The UK government has detailed a new ‘credits’ system that will let EV-dominant manufacturers ‘trade’ allowances to help firms lagging behind on electrification.
It has launched a final consultation on its proposed zero-emission vehicle (ZEV) mandate, seeking views on how to manage petrol and diesel vehicles between now and 2030, when sales of new cars and vans using the fossil fuels are to be banned.
The proposal says that from 2024, car manufacturers will have to sell a certain percentage of zero-emission vehicles (ZEVs), with the proportion increasing each year in the run-up to 2030.
In 2024, each car manufacturer must have a 22 per cent share of EVs (they accounted for a 16.6 per cent mix in 2022), increasing to 80 per cent by 2030. For new vans, the government wants to see a 10 per cent EV mix among manufacturers in 2024, rising to 70 per cent by 2030.
Manufacturers selling fewer than 2,500 cars every year in the UK would be exempt, with the government ‘recognising their smaller contribution to emissions and more limited resources’.
The proposed EV rules will initially be based on a ‘credit’ system, with manufacturers able to ‘freely trade’ allowances with other car firms ‘for any price’ if they exceed their EV mix until 2026. To qualify as a ZEV – the term the government uses – models must ‘emit no CO2 at the exhaust’ and have a ‘minimum range of 120 miles’.
Manufacturers selling EVs to car clubs will also earn additional credits under the proposals, with the government saying these vehicle-sharing schemes can ‘decongest our roads and offer a zero-emission transport solution to a wider set of users’.
Car makers unable to meet their targets, even with credits, will be fined, with the government proposing a steep £15,000 for every non-electric car and £18,000 per non-electric van they miss their target by.
The government plans to ban the sale of new petrol and diesel cars and vans that don’t feature any kind of electrification by 2030, before moving to EV-only models from 2035 onwards.
It doesn’t, however, look to be following the EU’s position of permitting vehicles running on e-fuels after 2035 – something for which Germany strongly campaigned.
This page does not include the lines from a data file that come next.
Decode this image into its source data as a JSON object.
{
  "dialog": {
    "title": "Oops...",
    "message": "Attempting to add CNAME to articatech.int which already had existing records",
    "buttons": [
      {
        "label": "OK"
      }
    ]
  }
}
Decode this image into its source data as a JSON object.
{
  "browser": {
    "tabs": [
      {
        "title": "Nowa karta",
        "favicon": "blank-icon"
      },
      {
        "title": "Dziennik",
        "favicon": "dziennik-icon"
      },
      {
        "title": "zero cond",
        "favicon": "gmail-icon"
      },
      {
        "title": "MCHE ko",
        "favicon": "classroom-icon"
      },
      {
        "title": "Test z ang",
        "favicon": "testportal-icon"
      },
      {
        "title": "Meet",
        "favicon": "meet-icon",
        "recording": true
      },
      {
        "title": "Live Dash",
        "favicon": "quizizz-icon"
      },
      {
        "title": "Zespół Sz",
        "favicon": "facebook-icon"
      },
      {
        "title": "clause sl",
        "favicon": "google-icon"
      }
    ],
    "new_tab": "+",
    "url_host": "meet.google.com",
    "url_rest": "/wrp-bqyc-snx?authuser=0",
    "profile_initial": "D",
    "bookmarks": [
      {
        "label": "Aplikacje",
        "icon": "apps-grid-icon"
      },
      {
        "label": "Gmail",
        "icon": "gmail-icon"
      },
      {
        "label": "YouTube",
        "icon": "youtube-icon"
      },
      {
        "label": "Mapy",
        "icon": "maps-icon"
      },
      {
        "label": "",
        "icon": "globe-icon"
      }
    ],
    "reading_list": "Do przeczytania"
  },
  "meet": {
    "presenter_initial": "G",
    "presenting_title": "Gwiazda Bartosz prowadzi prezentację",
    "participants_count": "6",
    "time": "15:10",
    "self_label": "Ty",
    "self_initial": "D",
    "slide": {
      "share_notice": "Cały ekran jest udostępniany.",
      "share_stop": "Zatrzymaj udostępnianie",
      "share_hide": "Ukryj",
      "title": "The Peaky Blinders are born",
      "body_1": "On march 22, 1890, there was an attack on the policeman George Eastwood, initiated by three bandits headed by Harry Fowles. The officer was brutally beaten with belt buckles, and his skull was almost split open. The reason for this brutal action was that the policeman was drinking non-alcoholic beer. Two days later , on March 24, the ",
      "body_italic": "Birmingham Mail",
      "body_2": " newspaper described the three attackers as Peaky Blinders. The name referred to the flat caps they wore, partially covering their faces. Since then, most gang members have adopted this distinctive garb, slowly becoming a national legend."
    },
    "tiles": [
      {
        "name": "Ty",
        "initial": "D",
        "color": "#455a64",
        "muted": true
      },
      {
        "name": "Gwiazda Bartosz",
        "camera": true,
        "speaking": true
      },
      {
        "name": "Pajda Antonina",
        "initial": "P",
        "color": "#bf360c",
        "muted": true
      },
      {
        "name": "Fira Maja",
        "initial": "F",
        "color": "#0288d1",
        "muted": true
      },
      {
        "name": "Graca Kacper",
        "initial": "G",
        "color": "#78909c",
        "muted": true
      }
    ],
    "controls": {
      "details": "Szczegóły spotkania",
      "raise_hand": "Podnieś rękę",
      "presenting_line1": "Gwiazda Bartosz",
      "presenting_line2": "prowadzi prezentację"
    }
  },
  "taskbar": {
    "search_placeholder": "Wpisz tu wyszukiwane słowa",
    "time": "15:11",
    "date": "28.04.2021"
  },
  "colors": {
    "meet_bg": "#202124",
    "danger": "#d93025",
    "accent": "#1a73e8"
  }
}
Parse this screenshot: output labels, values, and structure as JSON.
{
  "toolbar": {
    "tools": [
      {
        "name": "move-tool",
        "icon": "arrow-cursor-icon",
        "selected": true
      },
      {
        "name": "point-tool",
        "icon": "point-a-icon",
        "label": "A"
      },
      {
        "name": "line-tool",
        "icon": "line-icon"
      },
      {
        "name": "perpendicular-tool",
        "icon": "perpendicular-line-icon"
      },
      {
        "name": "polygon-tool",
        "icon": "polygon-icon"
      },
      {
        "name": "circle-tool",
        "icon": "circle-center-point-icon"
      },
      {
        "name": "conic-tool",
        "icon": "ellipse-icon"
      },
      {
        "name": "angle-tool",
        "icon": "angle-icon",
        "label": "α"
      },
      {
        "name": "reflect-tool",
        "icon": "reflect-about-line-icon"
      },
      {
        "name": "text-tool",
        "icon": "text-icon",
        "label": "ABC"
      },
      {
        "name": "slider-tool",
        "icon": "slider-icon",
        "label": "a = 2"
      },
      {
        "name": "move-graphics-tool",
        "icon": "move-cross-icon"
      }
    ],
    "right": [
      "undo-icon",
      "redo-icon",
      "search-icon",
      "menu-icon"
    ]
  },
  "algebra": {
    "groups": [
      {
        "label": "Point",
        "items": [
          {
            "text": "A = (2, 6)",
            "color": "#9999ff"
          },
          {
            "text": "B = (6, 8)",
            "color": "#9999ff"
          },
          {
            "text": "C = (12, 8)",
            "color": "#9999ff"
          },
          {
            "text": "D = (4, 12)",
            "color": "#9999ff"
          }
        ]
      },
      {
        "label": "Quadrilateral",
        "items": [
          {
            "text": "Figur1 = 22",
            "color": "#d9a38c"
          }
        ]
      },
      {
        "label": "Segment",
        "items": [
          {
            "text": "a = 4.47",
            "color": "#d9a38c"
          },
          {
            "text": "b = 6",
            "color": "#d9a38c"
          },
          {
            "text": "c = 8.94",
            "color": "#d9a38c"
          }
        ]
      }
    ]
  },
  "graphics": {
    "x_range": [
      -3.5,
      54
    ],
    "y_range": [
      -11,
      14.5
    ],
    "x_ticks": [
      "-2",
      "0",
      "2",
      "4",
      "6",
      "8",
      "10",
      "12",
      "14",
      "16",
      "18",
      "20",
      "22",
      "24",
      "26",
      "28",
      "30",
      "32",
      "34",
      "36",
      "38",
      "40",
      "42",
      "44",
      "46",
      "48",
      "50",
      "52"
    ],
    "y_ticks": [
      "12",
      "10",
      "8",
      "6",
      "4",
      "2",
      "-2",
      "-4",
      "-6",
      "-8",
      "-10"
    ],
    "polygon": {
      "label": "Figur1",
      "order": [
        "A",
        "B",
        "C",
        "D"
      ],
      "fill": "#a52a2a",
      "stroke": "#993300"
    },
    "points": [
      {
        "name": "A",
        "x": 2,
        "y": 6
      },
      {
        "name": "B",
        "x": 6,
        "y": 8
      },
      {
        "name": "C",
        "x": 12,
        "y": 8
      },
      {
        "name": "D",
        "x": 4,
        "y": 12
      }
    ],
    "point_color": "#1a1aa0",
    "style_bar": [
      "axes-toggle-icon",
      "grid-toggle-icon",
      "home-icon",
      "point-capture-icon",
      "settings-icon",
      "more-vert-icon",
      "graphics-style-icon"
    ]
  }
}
An agreement reached on March 28 is set to allow combustion engines to be allowed in EU countries after the 2035 deadline. The government’s 56-page consultation document contains no mention of ‘e-fuels’, though.
The decision for the UK to stick with its original EV plans and not embrace e-fuels has been welcomed by many, with Ginny Buckley, founder of EV website Electrifying.com, praising the government for ‘pressing ahead’ with the proposals.
She said: “In recent months, it seems some manufacturers who haven’t made the investment in electric powertrains have been trying to change the rules around the 2030 petrol and diesel ban.
“This isn’t fair on others who have been working towards this for some time now, so I’m pleased to see the government isn’t succumbing to pressure from those who haven’t done their ‘homework’.
“In any case, we’re moving in the right direction by pressing ahead with plans and not watering down the rules like our European counterparts, who seem to be using inefficient e-fuels as a distraction.”
The government today also launched a £381m Local Electric Vehicle Infrastructure fund, alongside an extra £15m for the On-Street Residential Charging Scheme, to support installing tens of thousands of new chargers across the country. It says this’ll ensure that the UK’s charging network can support the increasing number of EV drivers and those considering making the switch.